There are several moments during Shattered Memories that took my by surprise and made me reassess my interpretation of the game. In one of these scenes, Harry calls his daughter only to have a grown woman answer the phone. Openly hostile towards him, she tells Harry that Cheryl does not want to speak to him. As the game progresses, these bizarre moments become more frequent. With expert fluidity, the focus of concern shifts from Cheryl to Harry Mason himself. What if the psychiatrist is treating Harry for schizophrenia? What if Harry actually killed his daughter? What if she does not exist at all? Clearly the world is not right. What if, in his heroic pursuit, Harry hurts himself or succumbs to madness completely?

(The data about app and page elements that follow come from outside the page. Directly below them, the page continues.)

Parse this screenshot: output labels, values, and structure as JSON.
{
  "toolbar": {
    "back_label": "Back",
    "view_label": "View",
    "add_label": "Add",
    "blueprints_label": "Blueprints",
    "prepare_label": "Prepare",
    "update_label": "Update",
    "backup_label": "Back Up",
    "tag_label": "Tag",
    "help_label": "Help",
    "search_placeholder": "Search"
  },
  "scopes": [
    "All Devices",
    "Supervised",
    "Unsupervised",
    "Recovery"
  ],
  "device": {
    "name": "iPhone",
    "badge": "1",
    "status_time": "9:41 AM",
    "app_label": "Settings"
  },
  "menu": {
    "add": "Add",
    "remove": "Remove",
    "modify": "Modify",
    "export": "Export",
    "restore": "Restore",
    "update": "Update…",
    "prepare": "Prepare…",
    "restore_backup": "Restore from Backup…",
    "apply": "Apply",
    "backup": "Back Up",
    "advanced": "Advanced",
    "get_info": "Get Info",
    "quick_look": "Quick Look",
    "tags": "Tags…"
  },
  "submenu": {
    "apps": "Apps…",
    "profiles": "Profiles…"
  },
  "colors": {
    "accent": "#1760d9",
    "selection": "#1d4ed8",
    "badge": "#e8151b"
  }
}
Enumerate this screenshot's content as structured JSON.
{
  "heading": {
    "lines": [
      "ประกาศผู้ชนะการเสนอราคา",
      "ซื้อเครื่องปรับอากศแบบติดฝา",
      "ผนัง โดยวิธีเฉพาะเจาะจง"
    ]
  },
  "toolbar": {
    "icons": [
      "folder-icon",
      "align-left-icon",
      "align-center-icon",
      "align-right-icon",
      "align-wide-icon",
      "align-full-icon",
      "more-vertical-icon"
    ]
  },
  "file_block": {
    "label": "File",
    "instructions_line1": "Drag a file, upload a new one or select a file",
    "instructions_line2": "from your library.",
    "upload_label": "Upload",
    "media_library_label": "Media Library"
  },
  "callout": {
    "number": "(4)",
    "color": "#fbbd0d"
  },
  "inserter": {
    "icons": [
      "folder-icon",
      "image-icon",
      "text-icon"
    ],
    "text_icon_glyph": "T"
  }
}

There is something to say for good characterization. While Shattered Memories is far from perfect, the characters feel genuine and so do their concerns. Despite Cheryl's absence, she feels ever present and that much more realistic. While I will not reveal the climactic narrative twist, the focus of concern moving from Cheryl to Harry is repeated and the conclusion is rewarding. Shattered Memories builds tension by asking the player to worry about nightmarish creatures and missing family members. Despite its unique take on the franchise, Shattered Memories is just as emotionally evocative as its predecessors.